### Records ###

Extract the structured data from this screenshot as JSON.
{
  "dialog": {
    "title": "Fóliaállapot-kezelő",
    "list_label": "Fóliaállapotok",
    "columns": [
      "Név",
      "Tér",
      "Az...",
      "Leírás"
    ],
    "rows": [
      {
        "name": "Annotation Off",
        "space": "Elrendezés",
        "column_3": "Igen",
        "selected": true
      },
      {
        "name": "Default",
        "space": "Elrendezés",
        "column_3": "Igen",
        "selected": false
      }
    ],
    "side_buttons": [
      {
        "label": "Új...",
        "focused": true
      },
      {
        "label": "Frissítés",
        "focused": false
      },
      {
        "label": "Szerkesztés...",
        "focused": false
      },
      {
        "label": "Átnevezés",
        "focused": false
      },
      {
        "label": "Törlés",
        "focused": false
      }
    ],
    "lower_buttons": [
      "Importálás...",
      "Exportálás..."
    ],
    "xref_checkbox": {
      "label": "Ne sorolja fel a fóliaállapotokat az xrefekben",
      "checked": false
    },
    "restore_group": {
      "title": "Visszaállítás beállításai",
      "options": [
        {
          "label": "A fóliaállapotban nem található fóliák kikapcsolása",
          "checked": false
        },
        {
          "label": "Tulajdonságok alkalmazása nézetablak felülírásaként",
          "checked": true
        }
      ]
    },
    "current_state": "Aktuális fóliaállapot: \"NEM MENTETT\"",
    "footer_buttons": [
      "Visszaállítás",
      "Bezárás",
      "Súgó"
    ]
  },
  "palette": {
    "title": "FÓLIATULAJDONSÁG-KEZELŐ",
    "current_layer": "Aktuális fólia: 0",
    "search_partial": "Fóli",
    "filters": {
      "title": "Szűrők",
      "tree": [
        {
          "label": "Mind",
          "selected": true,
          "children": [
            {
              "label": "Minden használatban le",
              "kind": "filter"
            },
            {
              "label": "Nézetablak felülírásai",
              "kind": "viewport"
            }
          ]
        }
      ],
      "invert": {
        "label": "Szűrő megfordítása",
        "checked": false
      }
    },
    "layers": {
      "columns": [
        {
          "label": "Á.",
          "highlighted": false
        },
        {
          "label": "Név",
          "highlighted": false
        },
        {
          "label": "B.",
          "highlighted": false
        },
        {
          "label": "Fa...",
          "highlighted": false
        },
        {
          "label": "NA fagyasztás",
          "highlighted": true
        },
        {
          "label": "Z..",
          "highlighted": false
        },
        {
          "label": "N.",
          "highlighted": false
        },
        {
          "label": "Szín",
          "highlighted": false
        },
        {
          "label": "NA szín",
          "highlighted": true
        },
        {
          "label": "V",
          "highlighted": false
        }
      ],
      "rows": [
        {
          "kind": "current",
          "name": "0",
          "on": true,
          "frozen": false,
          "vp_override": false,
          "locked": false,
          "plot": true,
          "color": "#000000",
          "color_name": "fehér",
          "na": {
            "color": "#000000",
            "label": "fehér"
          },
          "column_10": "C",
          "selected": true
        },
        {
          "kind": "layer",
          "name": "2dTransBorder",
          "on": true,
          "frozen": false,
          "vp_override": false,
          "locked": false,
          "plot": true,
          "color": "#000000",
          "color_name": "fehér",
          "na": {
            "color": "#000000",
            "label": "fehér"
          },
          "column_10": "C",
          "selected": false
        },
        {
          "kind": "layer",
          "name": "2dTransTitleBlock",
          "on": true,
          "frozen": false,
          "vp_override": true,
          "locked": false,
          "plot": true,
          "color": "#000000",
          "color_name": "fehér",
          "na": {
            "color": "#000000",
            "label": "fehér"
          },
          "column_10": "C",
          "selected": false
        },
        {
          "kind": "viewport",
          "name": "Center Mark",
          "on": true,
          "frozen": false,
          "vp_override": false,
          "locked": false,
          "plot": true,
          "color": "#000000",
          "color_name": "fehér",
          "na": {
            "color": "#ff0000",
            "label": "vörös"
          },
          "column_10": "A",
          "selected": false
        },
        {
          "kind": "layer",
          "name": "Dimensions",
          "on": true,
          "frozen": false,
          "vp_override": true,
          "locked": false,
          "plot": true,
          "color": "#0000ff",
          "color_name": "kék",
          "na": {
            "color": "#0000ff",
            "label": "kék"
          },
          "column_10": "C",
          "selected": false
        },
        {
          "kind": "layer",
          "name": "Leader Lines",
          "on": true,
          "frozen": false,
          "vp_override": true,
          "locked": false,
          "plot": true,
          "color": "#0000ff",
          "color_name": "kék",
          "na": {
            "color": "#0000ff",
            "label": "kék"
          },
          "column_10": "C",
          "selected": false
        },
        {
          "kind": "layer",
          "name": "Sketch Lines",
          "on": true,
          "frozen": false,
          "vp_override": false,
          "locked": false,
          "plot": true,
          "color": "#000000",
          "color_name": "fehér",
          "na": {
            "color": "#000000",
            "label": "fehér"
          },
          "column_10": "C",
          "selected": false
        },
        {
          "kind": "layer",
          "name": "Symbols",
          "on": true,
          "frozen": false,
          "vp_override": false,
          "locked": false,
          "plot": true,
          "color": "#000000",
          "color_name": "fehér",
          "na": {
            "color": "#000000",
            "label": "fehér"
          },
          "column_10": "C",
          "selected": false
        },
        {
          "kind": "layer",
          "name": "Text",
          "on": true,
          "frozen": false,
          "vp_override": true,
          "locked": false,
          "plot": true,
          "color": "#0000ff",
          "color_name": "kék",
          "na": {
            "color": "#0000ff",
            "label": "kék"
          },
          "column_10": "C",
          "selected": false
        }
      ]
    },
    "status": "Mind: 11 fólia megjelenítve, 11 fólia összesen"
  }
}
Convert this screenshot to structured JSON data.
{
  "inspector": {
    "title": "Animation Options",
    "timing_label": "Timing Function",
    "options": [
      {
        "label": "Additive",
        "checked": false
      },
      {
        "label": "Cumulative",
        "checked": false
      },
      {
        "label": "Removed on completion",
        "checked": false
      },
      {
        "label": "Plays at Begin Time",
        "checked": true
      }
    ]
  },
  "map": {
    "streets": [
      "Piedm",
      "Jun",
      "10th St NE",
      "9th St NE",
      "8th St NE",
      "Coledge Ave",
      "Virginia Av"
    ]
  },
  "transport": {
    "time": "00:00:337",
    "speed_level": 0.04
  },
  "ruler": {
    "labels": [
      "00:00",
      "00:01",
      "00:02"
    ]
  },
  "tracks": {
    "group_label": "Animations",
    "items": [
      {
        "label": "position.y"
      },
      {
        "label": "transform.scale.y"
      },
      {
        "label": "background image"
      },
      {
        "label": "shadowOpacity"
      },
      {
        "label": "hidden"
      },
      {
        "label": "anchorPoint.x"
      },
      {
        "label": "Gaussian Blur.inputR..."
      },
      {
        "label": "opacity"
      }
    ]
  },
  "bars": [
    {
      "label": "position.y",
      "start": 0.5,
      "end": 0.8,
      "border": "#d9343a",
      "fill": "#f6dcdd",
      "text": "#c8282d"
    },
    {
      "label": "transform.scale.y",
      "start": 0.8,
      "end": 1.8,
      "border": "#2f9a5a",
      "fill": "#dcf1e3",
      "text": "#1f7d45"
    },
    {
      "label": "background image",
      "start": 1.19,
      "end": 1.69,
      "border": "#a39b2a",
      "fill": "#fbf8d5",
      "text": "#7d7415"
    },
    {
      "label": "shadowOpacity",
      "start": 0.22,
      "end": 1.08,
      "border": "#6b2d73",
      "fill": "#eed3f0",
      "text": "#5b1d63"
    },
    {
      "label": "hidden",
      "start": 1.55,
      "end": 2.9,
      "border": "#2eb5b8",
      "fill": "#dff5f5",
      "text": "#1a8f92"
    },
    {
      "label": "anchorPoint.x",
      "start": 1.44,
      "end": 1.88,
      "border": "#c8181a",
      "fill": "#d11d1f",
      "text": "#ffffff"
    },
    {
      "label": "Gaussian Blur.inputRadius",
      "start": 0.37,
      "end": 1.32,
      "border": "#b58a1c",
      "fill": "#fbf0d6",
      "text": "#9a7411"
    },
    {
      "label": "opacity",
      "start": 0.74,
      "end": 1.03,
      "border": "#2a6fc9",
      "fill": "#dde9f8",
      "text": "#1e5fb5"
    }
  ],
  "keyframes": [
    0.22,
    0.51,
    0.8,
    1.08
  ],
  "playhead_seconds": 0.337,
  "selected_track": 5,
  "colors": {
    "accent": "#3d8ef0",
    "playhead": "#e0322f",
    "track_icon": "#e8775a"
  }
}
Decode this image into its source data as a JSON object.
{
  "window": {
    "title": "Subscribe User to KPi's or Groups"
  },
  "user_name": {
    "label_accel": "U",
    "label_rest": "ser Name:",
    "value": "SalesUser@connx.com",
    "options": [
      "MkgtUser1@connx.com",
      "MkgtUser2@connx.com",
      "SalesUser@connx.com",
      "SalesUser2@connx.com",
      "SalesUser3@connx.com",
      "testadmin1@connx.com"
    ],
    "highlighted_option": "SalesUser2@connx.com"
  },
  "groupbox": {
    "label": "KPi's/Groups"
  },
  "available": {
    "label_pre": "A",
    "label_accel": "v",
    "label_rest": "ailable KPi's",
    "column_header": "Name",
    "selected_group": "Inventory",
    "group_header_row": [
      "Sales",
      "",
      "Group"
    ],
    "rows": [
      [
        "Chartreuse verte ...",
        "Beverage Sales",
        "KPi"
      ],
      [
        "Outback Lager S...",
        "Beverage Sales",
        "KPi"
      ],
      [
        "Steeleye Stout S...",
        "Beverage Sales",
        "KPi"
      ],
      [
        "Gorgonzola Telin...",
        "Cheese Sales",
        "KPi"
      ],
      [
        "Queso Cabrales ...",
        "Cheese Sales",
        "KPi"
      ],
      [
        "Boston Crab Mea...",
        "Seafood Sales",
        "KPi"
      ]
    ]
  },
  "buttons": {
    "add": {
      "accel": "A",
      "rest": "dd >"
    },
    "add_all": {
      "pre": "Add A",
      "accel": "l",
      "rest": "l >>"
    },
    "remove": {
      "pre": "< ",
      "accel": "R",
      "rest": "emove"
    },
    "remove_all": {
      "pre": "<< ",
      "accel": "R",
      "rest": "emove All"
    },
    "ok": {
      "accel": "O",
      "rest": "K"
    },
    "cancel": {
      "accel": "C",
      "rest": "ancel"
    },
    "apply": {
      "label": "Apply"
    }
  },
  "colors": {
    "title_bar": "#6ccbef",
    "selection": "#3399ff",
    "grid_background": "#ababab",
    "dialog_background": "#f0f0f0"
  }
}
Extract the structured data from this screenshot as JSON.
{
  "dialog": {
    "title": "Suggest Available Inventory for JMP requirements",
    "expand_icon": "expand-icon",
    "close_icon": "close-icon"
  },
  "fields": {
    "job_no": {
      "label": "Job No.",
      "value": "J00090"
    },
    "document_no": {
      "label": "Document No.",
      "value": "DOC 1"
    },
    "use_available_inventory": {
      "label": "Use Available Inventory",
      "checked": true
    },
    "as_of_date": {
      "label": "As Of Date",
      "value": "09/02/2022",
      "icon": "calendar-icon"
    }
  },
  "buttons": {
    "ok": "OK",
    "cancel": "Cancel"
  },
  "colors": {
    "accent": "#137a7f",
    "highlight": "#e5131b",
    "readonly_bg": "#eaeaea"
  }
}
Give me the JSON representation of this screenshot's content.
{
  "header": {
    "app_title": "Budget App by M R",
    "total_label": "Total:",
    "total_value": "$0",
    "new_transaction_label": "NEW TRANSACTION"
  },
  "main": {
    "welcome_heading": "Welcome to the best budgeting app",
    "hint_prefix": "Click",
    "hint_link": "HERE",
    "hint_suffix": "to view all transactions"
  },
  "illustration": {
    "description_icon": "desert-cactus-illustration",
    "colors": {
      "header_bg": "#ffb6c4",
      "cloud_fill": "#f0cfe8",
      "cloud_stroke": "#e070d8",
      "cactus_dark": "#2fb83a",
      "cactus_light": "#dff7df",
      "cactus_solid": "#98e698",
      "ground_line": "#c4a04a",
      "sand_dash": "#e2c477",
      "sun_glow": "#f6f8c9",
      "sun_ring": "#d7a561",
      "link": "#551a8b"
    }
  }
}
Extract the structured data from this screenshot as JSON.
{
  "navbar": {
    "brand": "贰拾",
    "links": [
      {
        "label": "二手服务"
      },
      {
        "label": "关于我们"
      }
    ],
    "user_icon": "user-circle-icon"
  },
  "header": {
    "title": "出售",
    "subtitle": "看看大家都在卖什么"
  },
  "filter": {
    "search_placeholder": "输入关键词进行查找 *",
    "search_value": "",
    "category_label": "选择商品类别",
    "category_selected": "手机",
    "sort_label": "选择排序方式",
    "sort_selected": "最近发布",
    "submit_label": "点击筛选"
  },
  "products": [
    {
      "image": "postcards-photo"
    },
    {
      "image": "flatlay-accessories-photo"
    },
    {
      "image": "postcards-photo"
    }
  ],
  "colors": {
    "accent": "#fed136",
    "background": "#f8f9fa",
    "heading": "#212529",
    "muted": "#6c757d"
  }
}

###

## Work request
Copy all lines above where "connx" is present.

## Response to this task
    "value": "SalesUser@connx.com",
      "MkgtUser1@connx.com",
      "MkgtUser2@connx.com",
      "SalesUser@connx.com",
      "SalesUser2@connx.com",
      "SalesUser3@connx.com",
      "testadmin1@connx.com"
    "highlighted_option": "SalesUser2@connx.com"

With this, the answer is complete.